“Coaching is dangerous, apparently,” Oughton said. “I was on the sideline, and someone got hurt, so they asked me to jump into training.”
The wet and slick field conditions turned an innocuous sliding challenge from Robbie Rogers into something grisly.
“Robbie came sliding in,” Oughton said. “I stepped out of it, but Robbie kept sliding through and then I heard a crack and tear. It cracked my fibula and tore my ligaments.”
“Yeah, I feel bad about that,” Rogers said. “I slid and I just couldn’t stop. I just kept sliding. It was like I was on a slip-n-slide. His foot got caught under me and I heard these cracks. I feel bad because he didn’t even want to train.”
In a weird twist of fate, Oughton had never broken a bone below his beak during his playing career, but then he broke his leg in his first post-retirement training session. Although Brian Mullan received a 10-game suspension for his brutal tackle on Zakuani, Oughton is not seeking justice for his own broken leg.
“Purely accidental,” Oughton said as he hobbled on his crutches toward the Crew Stadium elevator. “I should be the one to get a suspension for even going out there. And I have! It’s called not being able to walk for about the next four weeks.”
Since the tackle happened at practice, Rogers is amenable to a more fitting punishment.
“It happened at training, so I should be suspended from training,” he said. “Maybe I shouldn’t have to go to training for two weeks.”
Somehow, I have a feeling Judge Warzycha would commute that sentence.
THE MARSHALL PORTRAIT
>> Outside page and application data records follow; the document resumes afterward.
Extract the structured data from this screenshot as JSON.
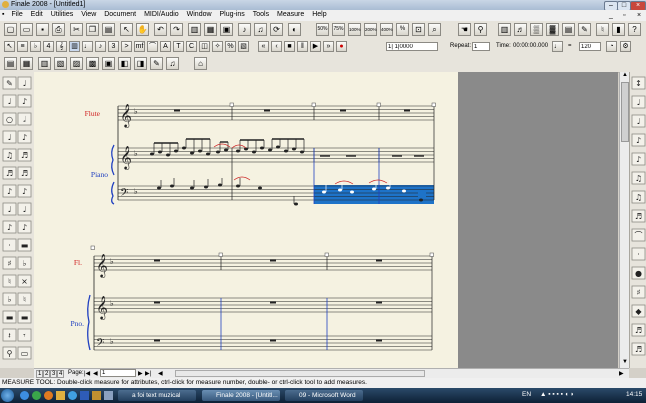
{
  "window": {
    "title": "Finale 2008 - [Untitled1]"
  },
  "menu": [
    "File",
    "Edit",
    "Utilities",
    "View",
    "Document",
    "MIDI/Audio",
    "Window",
    "Plug-ins",
    "Tools",
    "Measure",
    "Help"
  ],
  "zoom_buttons": [
    "50%",
    "75%",
    "100%",
    "200%",
    "400%",
    "%"
  ],
  "playback": {
    "measure_value": "1| 1|0000",
    "repeat_label": "Repeat:",
    "repeat_value": "1",
    "time_label": "Time:",
    "time_value": "00:00:00.000",
    "tempo_value": "120"
  },
  "score": {
    "system1": {
      "staves": [
        {
          "name": "Flute"
        },
        {
          "name": "Piano"
        }
      ]
    },
    "system2": {
      "staves": [
        {
          "name": "Fl."
        },
        {
          "name": "Pno."
        }
      ]
    },
    "colors": {
      "instrument_name": "#d02020",
      "piano_name": "#2040c0",
      "selection": "#1e73c8",
      "slur": "#cc2020"
    }
  },
  "page_bar": {
    "pages": [
      "1",
      "2",
      "3",
      "4"
    ],
    "page_label": "Page:",
    "page_value": "1"
  },
  "status_text": "MEASURE TOOL: Double-click measure for attributes, ctrl-click for measure number, double- or ctrl-click tool to add measures.",
  "taskbar": {
    "tasks": [
      "a foi text muzical",
      "Finale 2008 - [Untitl...",
      "09 - Microsoft Word"
    ],
    "language": "EN",
    "clock": "14:15"
  }
}
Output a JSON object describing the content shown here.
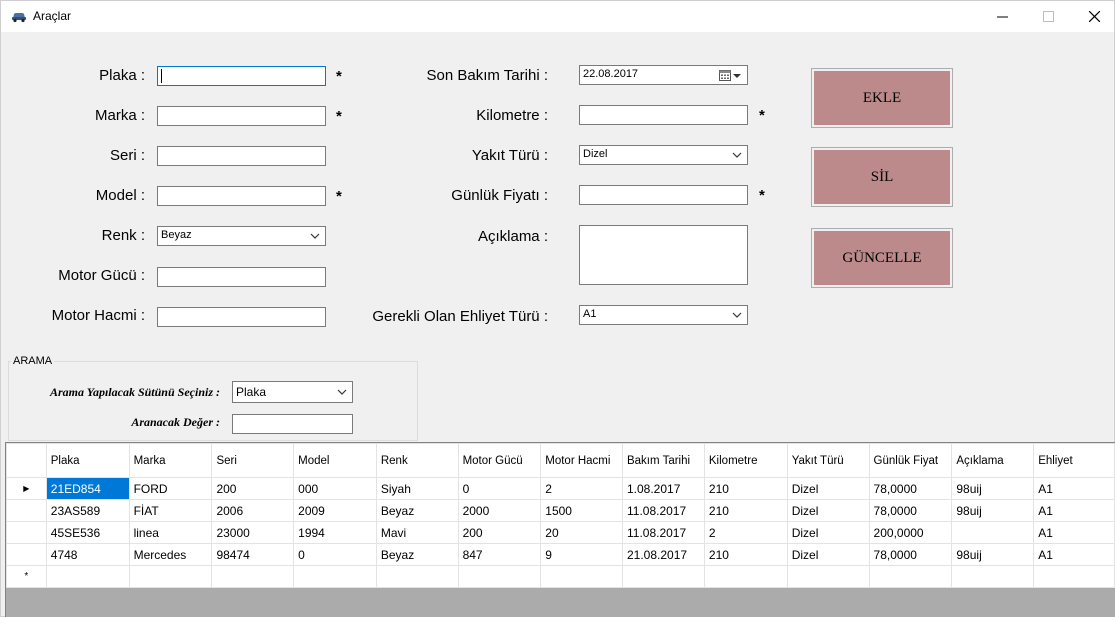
{
  "window": {
    "title": "Araçlar",
    "icon": "car-icon",
    "minimize": "—",
    "maximize": "☐",
    "close": "✕"
  },
  "form": {
    "plaka_label": "Plaka :",
    "plaka_value": "",
    "marka_label": "Marka :",
    "marka_value": "",
    "seri_label": "Seri :",
    "seri_value": "",
    "model_label": "Model :",
    "model_value": "",
    "renk_label": "Renk :",
    "renk_value": "Beyaz",
    "motor_gucu_label": "Motor Gücü :",
    "motor_gucu_value": "",
    "motor_hacmi_label": "Motor Hacmi :",
    "motor_hacmi_value": "",
    "son_bakim_label": "Son Bakım Tarihi :",
    "son_bakim_value": "22.08.2017",
    "kilometre_label": "Kilometre :",
    "kilometre_value": "",
    "yakit_label": "Yakıt Türü :",
    "yakit_value": "Dizel",
    "gunluk_fiyat_label": "Günlük Fiyatı :",
    "gunluk_fiyat_value": "",
    "aciklama_label": "Açıklama :",
    "aciklama_value": "",
    "ehliyet_label": "Gerekli Olan Ehliyet Türü :",
    "ehliyet_value": "A1",
    "required_mark": "*"
  },
  "buttons": {
    "ekle": "EKLE",
    "sil": "SİL",
    "guncelle": "GÜNCELLE"
  },
  "search": {
    "group_title": "ARAMA",
    "column_label": "Arama Yapılacak Sütünü Seçiniz :",
    "column_value": "Plaka",
    "value_label": "Aranacak Değer :",
    "value_value": ""
  },
  "grid": {
    "columns": [
      "Plaka",
      "Marka",
      "Seri",
      "Model",
      "Renk",
      "Motor Gücü",
      "Motor Hacmi",
      "Bakım Tarihi",
      "Kilometre",
      "Yakıt Türü",
      "Günlük Fiyat",
      "Açıklama",
      "Ehliyet"
    ],
    "rows": [
      [
        "21ED854",
        "FORD",
        "200",
        "000",
        "Siyah",
        "0",
        "2",
        "1.08.2017",
        "210",
        "Dizel",
        "78,0000",
        "98uij",
        "A1"
      ],
      [
        "23AS589",
        "FİAT",
        "2006",
        "2009",
        "Beyaz",
        "2000",
        "1500",
        "11.08.2017",
        "210",
        "Dizel",
        "78,0000",
        "98uij",
        "A1"
      ],
      [
        "45SE536",
        "linea",
        "23000",
        "1994",
        "Mavi",
        "200",
        "20",
        "11.08.2017",
        "2",
        "Dizel",
        "200,0000",
        "",
        "A1"
      ],
      [
        "4748",
        "Mercedes",
        "98474",
        "0",
        "Beyaz",
        "847",
        "9",
        "21.08.2017",
        "210",
        "Dizel",
        "78,0000",
        "98uij",
        "A1"
      ]
    ],
    "current_row_marker": "▶",
    "new_row_marker": "*"
  }
}
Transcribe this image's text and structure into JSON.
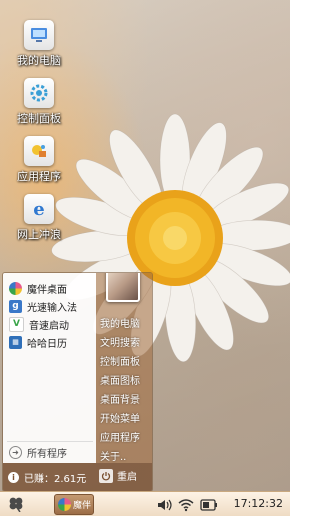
{
  "desktop_icons": [
    {
      "label": "我的电脑",
      "icon": "my-computer-icon"
    },
    {
      "label": "控制面板",
      "icon": "control-panel-icon"
    },
    {
      "label": "应用程序",
      "icon": "applications-icon"
    },
    {
      "label": "网上冲浪",
      "icon": "internet-browser-icon"
    }
  ],
  "start_menu": {
    "programs": [
      {
        "label": "魔伴桌面",
        "icon": "magic-desktop-icon",
        "color": "#e85a8c"
      },
      {
        "label": "光速输入法",
        "icon": "input-method-icon",
        "color": "#3a78c8"
      },
      {
        "label": "音速启动",
        "icon": "launcher-icon",
        "color": "#3aa54a"
      },
      {
        "label": "哈哈日历",
        "icon": "calendar-icon",
        "color": "#2f6fb8"
      }
    ],
    "all_programs_label": "所有程序",
    "right_items": [
      "我的电脑",
      "文明搜索",
      "控制面板",
      "桌面图标",
      "桌面背景",
      "开始菜单",
      "应用程序",
      "关于.."
    ],
    "earned_text": "已赚：2.61元",
    "restart_label": "重启"
  },
  "taskbar": {
    "task_label": "魔伴",
    "clock": "17:12:32",
    "tray_icons": [
      "volume-icon",
      "wifi-icon",
      "battery-icon"
    ]
  },
  "colors": {
    "menu_right_bg": "#a0693c",
    "taskbar_bg": "#f5e6d2"
  }
}
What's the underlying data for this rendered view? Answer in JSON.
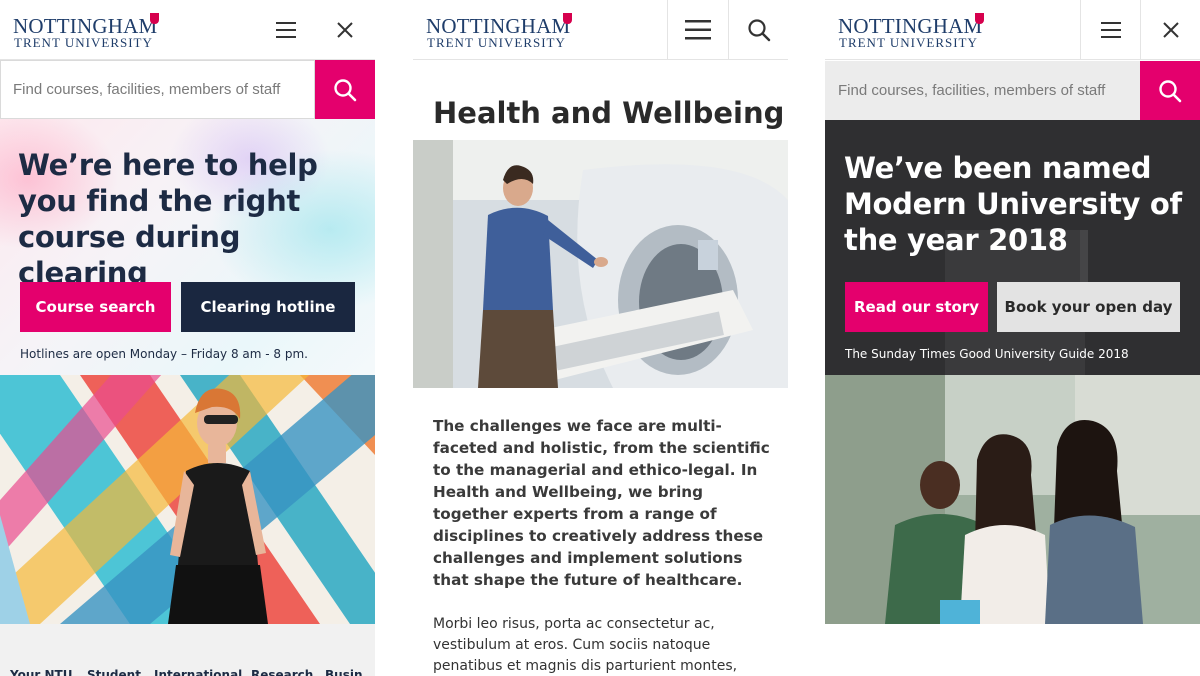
{
  "logo": {
    "line1": "NOTTINGHAM",
    "line2": "TRENT UNIVERSITY"
  },
  "colors": {
    "brand_navy": "#1f3d6a",
    "accent_pink": "#e4006d",
    "dark_navy": "#1a2740",
    "dark_grey": "#2f2f31"
  },
  "icons": {
    "menu": "hamburger-icon",
    "close": "close-icon",
    "search": "search-icon"
  },
  "panel1": {
    "search_placeholder": "Find courses, facilities, members of staff",
    "hero_title": "We’re here to help you find the right course during clearing",
    "primary_button": "Course search",
    "secondary_button": "Clearing hotline",
    "note": "Hotlines are open Monday – Friday 8 am - 8 pm.",
    "nav": [
      "Your NTU",
      "Student",
      "International",
      "Research",
      "Busin"
    ]
  },
  "panel2": {
    "title": "Health and Wellbeing",
    "lead": "The challenges we face are multi-faceted and holistic, from the scientific to the managerial and ethico-legal. In Health and Wellbeing, we bring together experts from a range of disciplines to creatively address these challenges and implement solutions that shape the future of healthcare.",
    "body": "Morbi leo risus, porta ac consectetur ac, vestibulum at eros. Cum sociis natoque penatibus et magnis dis parturient montes,"
  },
  "panel3": {
    "search_placeholder": "Find courses, facilities, members of staff",
    "hero_title": "We’ve been named Modern University of the year 2018",
    "primary_button": "Read our story",
    "secondary_button": "Book your open day",
    "note": "The Sunday Times Good University Guide 2018"
  }
}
When most people picture Chad Marshall, they surely envision him thoroughly owning an MLS forward while looking annoyed that the forward even bothered to try in the first place. But a month ago, Kyle Martino tweeted this awesome photo of Chad Marshall to the world:
Martino took the original photo while enrolled in a photography class during his playing days with the Crew. The tweeted photo is Martino’s cell phone photo of Martino’s original camera photo of Marshall.
“I think I just tore a hole in the universe,” Martino joked when contemplating the fact that he was taking a photo of a photo he had taken.
Martino was delighted and amused to come across the portrait, which hangs above Danny O’Rourke’s locker at Obetz. This weekend, I finally caught up with O’Rourke to find out why his locker is decorated in such a manner.
“Chad is my inspiration every day,” O’Rourke said. “That’s the normal Chad. On the field, he’s Superman, but that’s Clark Kent.”
Questions? Comments? Ever push-mow more than 8.04 miles? Feel free to write at firstname.lastname@example.org or via twitter @stevesirk